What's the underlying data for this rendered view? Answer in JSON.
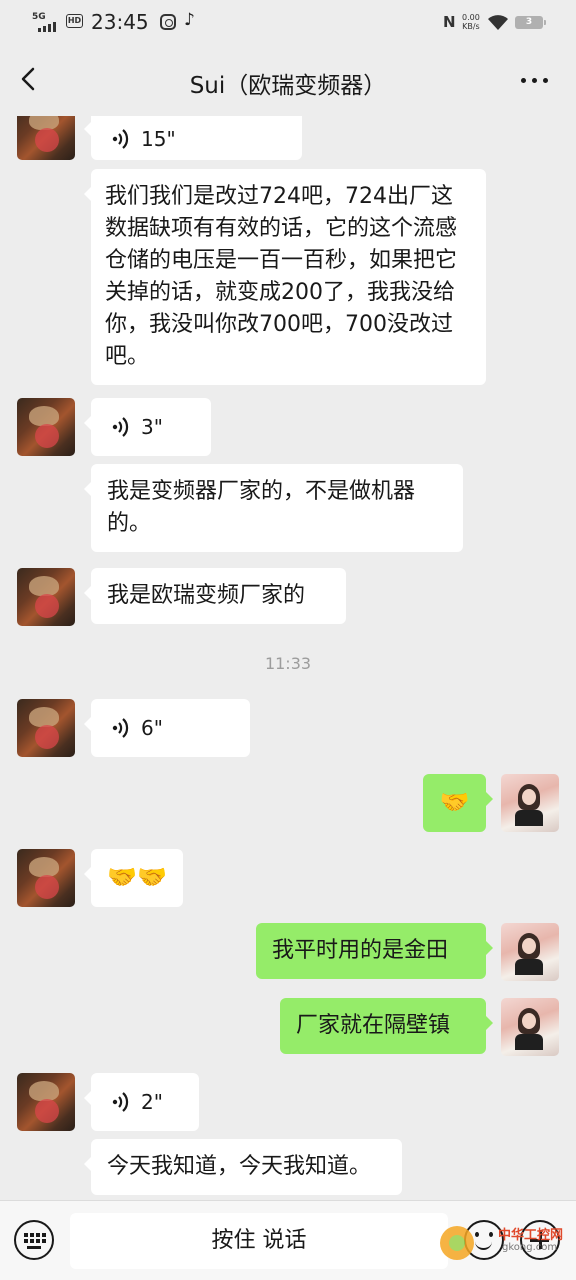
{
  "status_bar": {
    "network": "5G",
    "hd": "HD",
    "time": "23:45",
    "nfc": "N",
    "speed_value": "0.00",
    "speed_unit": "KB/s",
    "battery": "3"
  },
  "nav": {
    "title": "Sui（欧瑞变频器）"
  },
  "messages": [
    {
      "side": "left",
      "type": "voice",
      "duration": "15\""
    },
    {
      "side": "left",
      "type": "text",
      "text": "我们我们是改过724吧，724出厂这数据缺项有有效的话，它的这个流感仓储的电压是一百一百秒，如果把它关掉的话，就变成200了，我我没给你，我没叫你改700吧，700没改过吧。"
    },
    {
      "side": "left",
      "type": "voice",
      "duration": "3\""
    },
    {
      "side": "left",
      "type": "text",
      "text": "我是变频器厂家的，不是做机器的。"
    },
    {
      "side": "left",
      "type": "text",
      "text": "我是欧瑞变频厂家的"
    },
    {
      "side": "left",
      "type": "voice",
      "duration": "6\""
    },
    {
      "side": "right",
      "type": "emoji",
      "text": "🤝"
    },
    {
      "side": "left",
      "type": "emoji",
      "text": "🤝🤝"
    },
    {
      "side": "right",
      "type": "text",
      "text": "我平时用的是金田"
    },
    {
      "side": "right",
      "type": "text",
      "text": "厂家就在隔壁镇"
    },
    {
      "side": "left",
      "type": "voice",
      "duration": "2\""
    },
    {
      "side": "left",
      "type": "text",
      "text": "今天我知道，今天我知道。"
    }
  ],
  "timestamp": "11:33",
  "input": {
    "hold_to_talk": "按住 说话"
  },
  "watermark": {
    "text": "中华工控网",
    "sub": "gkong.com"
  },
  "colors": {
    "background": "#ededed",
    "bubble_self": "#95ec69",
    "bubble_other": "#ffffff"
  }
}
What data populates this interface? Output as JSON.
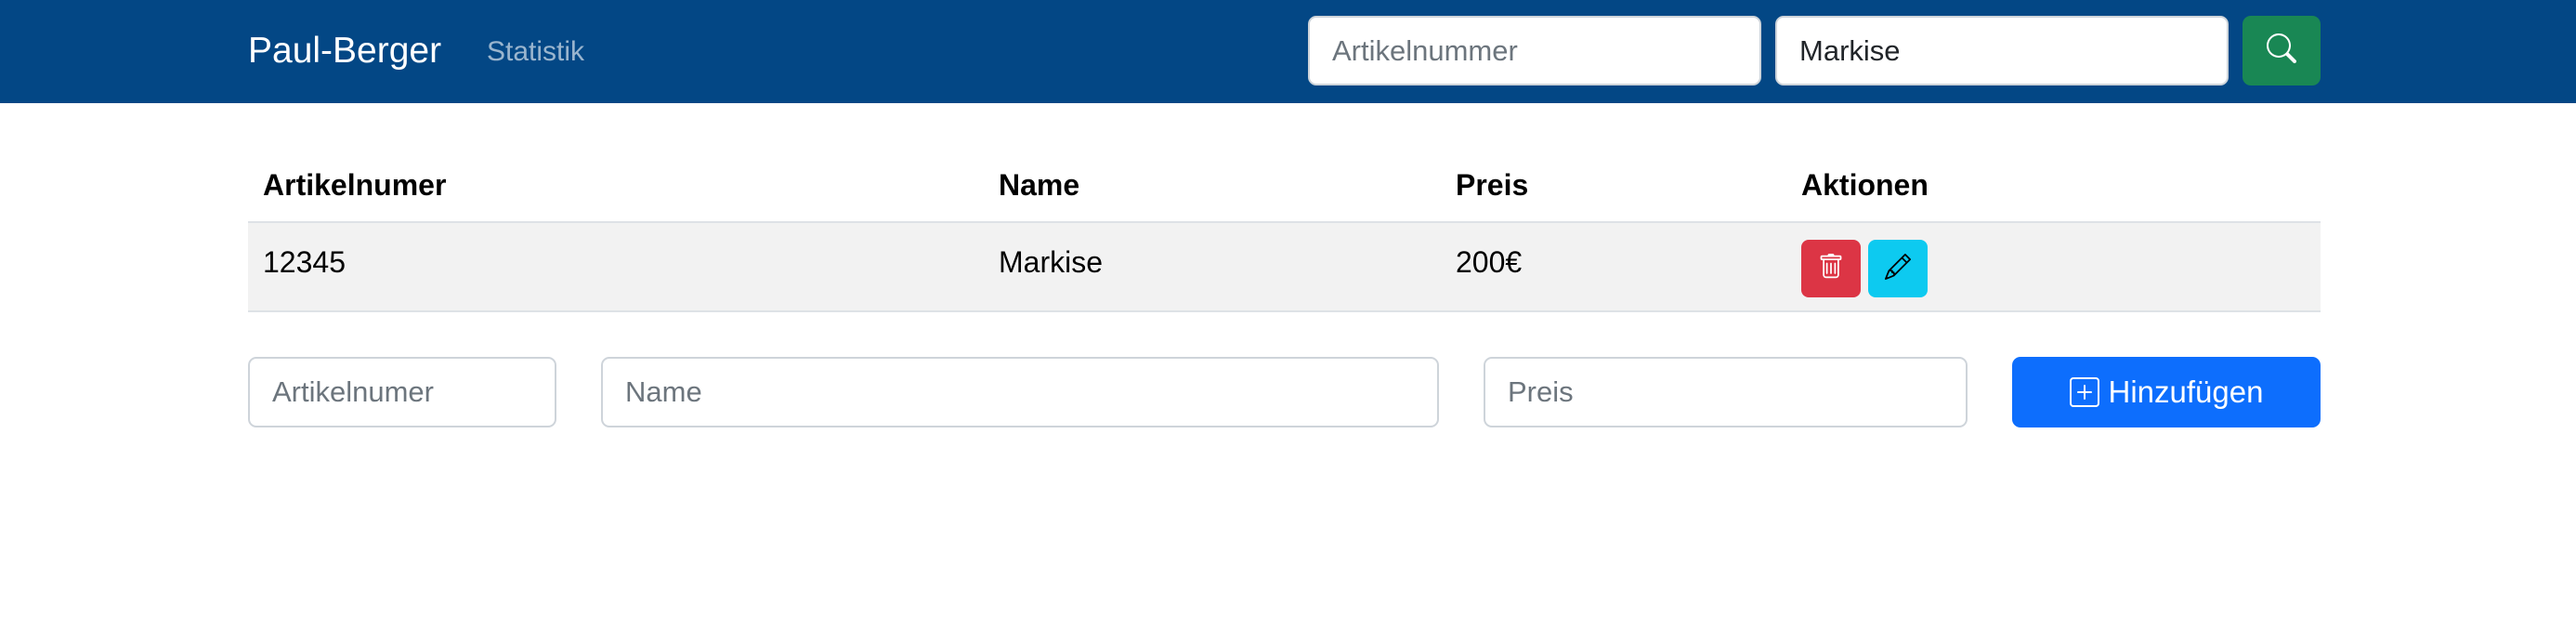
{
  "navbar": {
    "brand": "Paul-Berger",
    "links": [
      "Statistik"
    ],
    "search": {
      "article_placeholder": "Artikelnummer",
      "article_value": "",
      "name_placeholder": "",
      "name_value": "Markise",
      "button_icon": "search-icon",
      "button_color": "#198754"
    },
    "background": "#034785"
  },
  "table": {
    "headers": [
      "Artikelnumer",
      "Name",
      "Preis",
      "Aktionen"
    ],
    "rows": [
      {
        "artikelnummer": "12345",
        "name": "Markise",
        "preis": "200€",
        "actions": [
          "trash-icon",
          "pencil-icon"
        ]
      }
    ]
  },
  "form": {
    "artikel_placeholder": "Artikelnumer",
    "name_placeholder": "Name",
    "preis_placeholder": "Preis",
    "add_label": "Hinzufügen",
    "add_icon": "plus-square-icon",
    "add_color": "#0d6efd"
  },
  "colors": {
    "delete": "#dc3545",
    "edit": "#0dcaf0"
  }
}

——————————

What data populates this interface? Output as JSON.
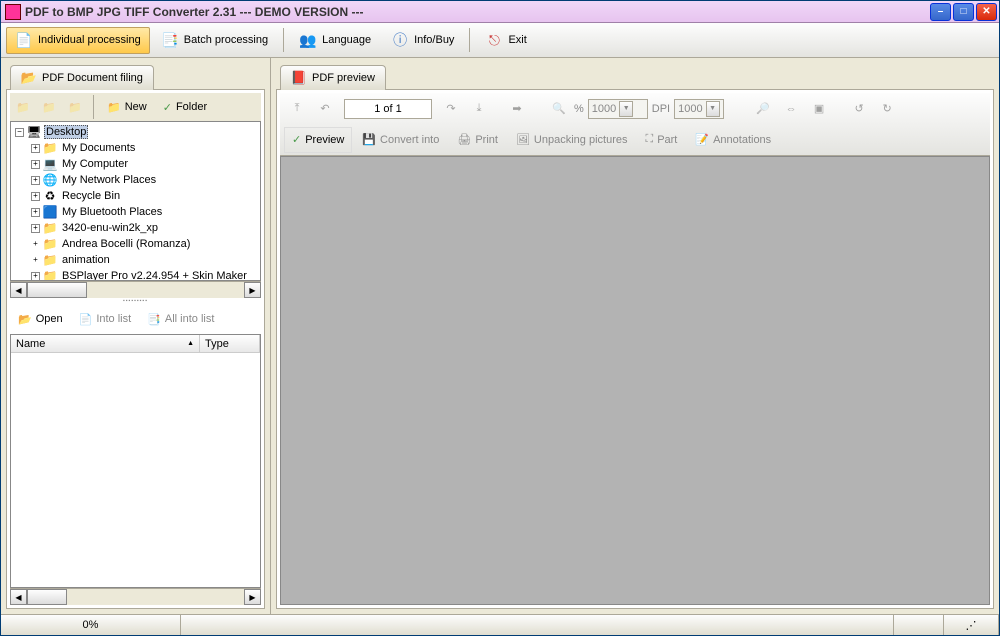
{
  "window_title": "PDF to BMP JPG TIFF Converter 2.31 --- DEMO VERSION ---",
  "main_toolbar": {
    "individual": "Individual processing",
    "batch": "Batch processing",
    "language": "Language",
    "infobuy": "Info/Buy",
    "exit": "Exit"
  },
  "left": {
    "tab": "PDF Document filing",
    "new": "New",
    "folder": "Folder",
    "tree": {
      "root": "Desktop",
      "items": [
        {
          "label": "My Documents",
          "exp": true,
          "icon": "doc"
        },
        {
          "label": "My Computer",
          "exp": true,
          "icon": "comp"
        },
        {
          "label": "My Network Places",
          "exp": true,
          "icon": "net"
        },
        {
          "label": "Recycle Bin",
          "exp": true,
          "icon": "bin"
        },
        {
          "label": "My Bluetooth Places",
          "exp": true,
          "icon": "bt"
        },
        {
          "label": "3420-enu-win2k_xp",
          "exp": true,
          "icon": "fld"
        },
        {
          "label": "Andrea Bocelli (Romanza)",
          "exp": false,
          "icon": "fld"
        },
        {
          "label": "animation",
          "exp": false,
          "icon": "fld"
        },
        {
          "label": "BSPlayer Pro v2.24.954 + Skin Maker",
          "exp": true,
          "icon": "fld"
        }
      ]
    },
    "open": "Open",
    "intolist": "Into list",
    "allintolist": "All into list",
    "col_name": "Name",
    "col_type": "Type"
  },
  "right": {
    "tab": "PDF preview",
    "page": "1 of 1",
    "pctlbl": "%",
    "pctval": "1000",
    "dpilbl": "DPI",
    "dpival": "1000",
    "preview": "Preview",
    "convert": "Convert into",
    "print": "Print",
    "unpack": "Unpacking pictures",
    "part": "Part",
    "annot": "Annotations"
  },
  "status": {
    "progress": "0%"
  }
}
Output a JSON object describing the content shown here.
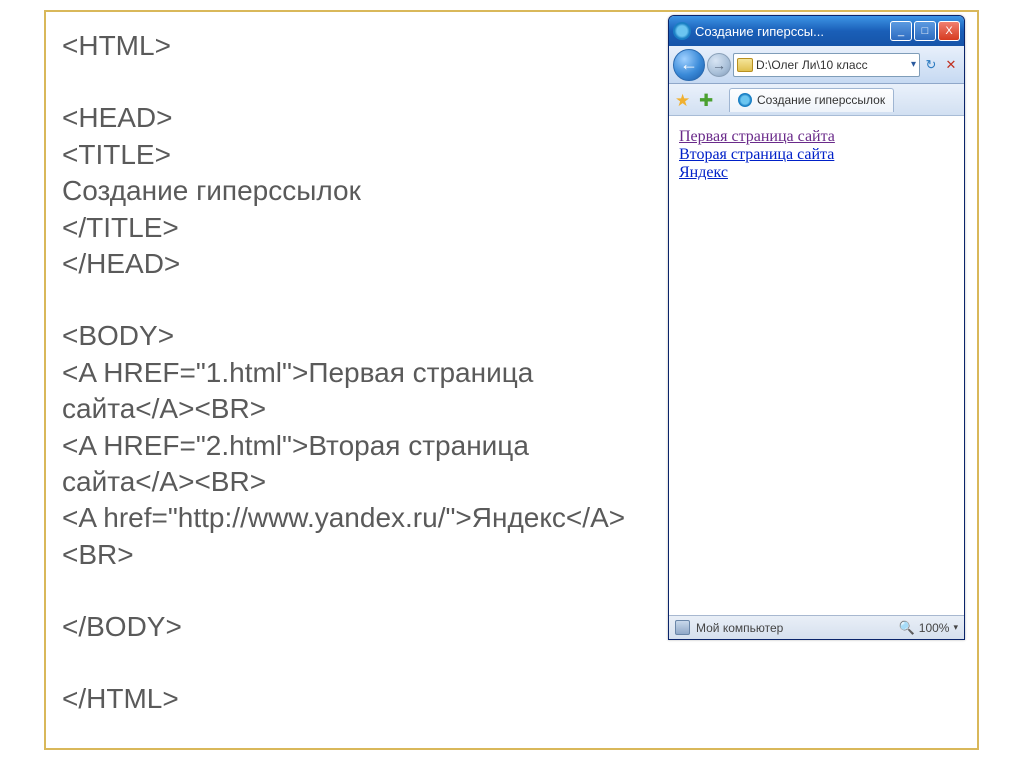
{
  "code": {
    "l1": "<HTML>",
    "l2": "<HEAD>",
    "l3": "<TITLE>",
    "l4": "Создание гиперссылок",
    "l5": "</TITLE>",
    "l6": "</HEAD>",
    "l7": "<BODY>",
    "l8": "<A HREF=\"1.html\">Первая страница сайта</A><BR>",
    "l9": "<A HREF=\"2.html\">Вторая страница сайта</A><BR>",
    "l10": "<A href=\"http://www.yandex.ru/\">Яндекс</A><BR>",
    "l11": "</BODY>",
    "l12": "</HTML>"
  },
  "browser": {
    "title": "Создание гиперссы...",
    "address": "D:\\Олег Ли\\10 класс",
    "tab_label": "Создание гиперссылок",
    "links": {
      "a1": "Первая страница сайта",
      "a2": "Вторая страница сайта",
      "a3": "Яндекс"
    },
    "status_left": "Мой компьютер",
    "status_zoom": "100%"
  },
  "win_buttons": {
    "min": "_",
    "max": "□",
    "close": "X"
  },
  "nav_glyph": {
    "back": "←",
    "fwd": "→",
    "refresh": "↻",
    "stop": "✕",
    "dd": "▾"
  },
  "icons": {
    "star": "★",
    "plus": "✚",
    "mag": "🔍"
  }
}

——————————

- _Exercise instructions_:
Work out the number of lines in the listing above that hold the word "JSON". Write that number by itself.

- _Solution_:
4